Lately, I’ve been moving toward accepting certain stillnesses that only Shabbat can bring — like walking through the fields at sundown and counting stars on Saturday night.
No, I’m not ready to guard Shabbat with all my heart, with all my soul, and with all my might…. but I’m at the beginning of a long journey, illuminated by an awareness that keeps me from getting in a car on the walk to Shabbat dinner Friday nights after the candles have been lit.
So last night between patches of moonlight my children and I walked familiar roads from our village home to the kibbutz, when with a sharp bark and a nudge that sent me lurching, a large dog joined our trifecta. My heart stammered when I saw the neurotic gleam in her eye, and felt her breath hot on my hand as she yapped beside me. My son was riding on my shoulders and gripping my head. My daughter clung to my waist. We were a stand of shaking trees while she circled us, barking and eerily grinning, her ears flat and her tail bristling.
We couldn’t go backward. We couldn’t go forward. The roads were black and empty, Shabbat had spread its peaceful wings over our village and everyone but us was wrapped inside their homes in a golden embrace.
I tried shouting but no one could hear. Or no one could be bothered.

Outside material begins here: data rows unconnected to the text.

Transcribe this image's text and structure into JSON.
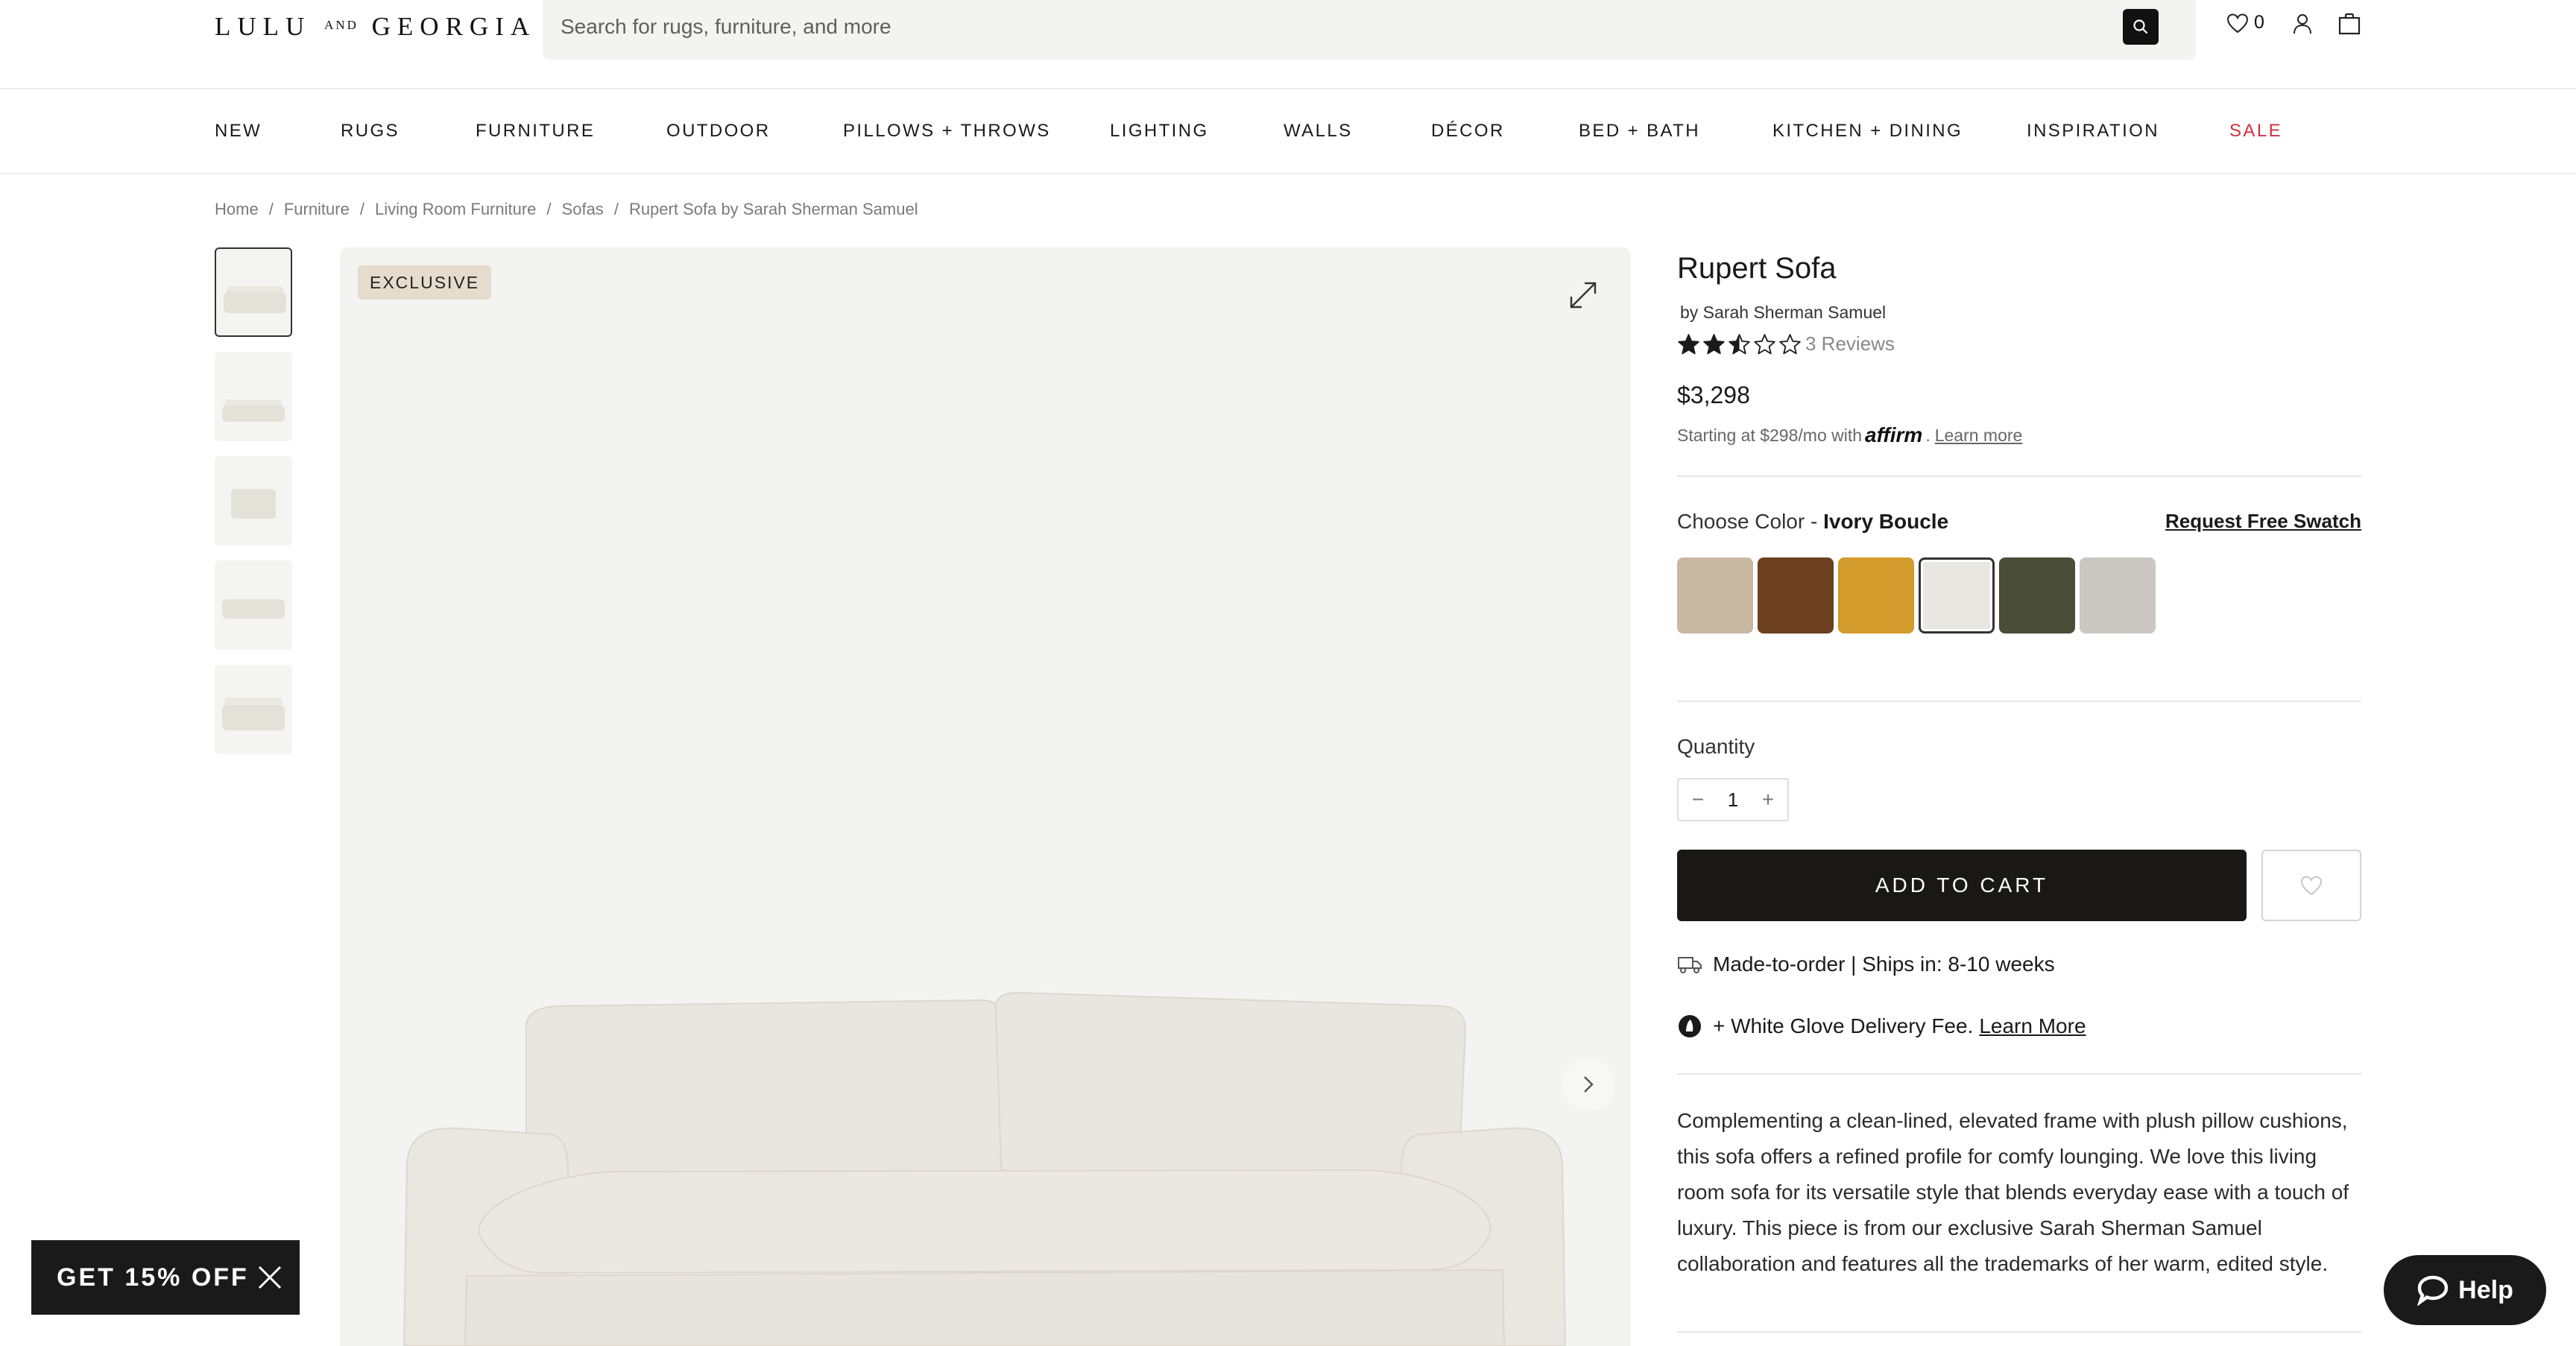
{
  "header": {
    "logo_left": "LULU",
    "logo_and": "AND",
    "logo_right": "GEORGIA",
    "search_placeholder": "Search for rugs, furniture, and more",
    "wishlist_count": "0"
  },
  "nav": {
    "items": [
      "NEW",
      "RUGS",
      "FURNITURE",
      "OUTDOOR",
      "PILLOWS + THROWS",
      "LIGHTING",
      "WALLS",
      "DÉCOR",
      "BED + BATH",
      "KITCHEN + DINING",
      "INSPIRATION",
      "SALE"
    ]
  },
  "breadcrumb": [
    "Home",
    "Furniture",
    "Living Room Furniture",
    "Sofas",
    "Rupert Sofa by Sarah Sherman Samuel"
  ],
  "gallery": {
    "badge": "EXCLUSIVE"
  },
  "product": {
    "title": "Rupert Sofa",
    "designer": "by Sarah Sherman Samuel",
    "rating": 2.5,
    "rating_max": 5,
    "reviews": "3 Reviews",
    "price": "$3,298",
    "financing_prefix": "Starting at $298/mo with",
    "financing_brand": "affirm",
    "financing_link": "Learn more",
    "color_prefix": "Choose Color -",
    "color_selected": "Ivory Boucle",
    "swatch_link": "Request Free Swatch",
    "swatch_colors": [
      "#c8b8a2",
      "#6b3f1f",
      "#d39a2c",
      "#e9e7e1",
      "#4a4d38",
      "#cbc8c4"
    ],
    "quantity_label": "Quantity",
    "quantity": "1",
    "qty_minus": "−",
    "qty_plus": "+",
    "add_to_cart": "ADD TO CART",
    "shipping": "Made-to-order | Ships in:  8-10 weeks",
    "white_glove": "+ White Glove Delivery Fee.",
    "white_glove_link": "Learn More",
    "description": "Complementing a clean-lined, elevated frame with plush pillow cushions, this sofa offers a refined profile for comfy lounging. We love this living room sofa for its versatile style that blends everyday ease with a touch of luxury. This piece is from our exclusive Sarah Sherman Samuel collaboration and features all the trademarks of her warm, edited style."
  },
  "promo": {
    "label": "GET 15% OFF"
  },
  "help": {
    "label": "Help"
  }
}
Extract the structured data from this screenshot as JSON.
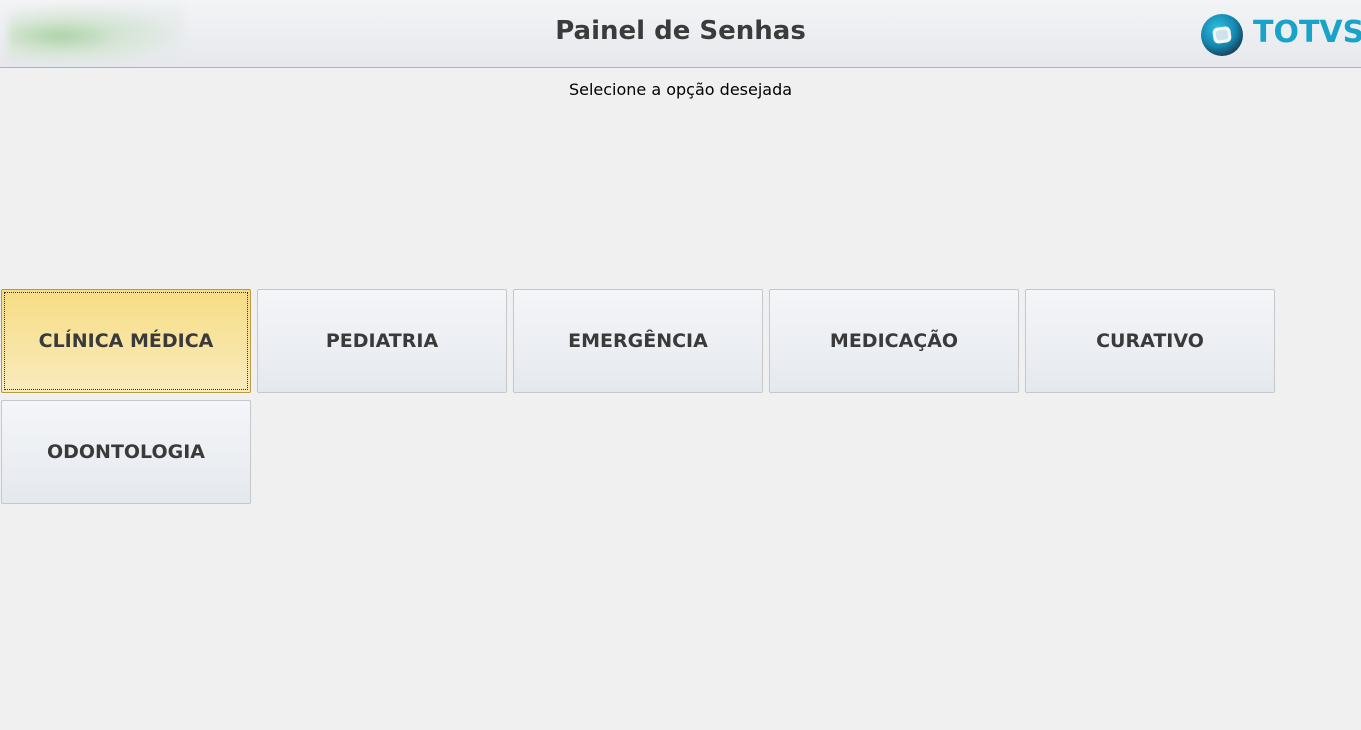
{
  "header": {
    "title": "Painel de Senhas",
    "brand": {
      "name": "TOTVS",
      "icon": "totvs-logo-icon",
      "color": "#1aa3c8"
    }
  },
  "subtitle": "Selecione a opção desejada",
  "options": [
    {
      "label": "CLÍNICA MÉDICA",
      "selected": true
    },
    {
      "label": "PEDIATRIA",
      "selected": false
    },
    {
      "label": "EMERGÊNCIA",
      "selected": false
    },
    {
      "label": "MEDICAÇÃO",
      "selected": false
    },
    {
      "label": "CURATIVO",
      "selected": false
    },
    {
      "label": "ODONTOLOGIA",
      "selected": false
    }
  ],
  "colors": {
    "selected_button": "#f6dd84",
    "button": "#eceef2",
    "background": "#f0f0f0"
  }
}
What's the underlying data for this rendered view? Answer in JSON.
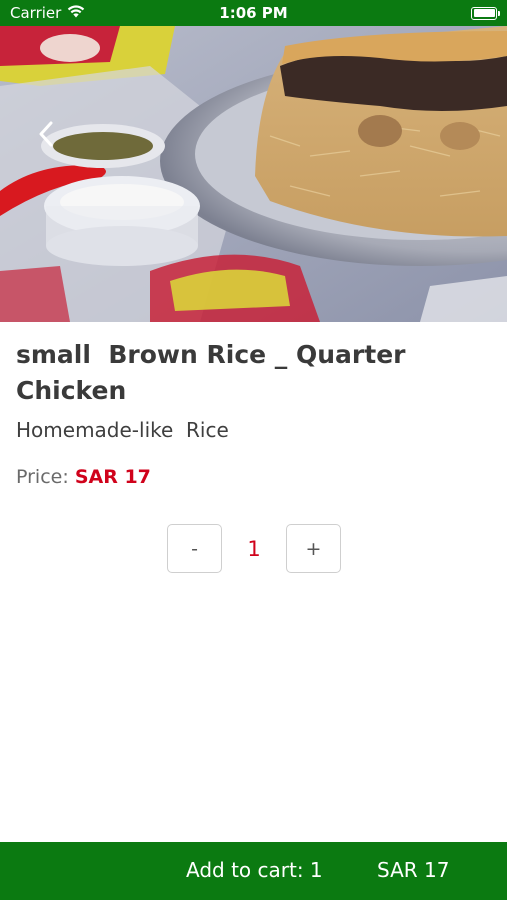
{
  "status_bar": {
    "carrier": "Carrier",
    "time": "1:06 PM"
  },
  "product": {
    "title": "small  Brown Rice _ Quarter Chicken",
    "subtitle": "Homemade-like  Rice",
    "price_label": "Price:",
    "price_value": "SAR 17"
  },
  "quantity": {
    "minus_label": "-",
    "value": "1",
    "plus_label": "+"
  },
  "cart_bar": {
    "add_label": "Add to cart: 1",
    "total": "SAR 17"
  },
  "colors": {
    "brand_green": "#0b7a11",
    "price_red": "#d0021b"
  },
  "icons": {
    "back": "chevron-left-icon",
    "wifi": "wifi-icon",
    "battery": "battery-icon"
  }
}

And then, shattering the stillness of the Sabbath night, our neighbors car rattled down the road, high-beams vying for attention with the moon and winning. The dog ran off and we jumped inside hurtling toward a peaceful night.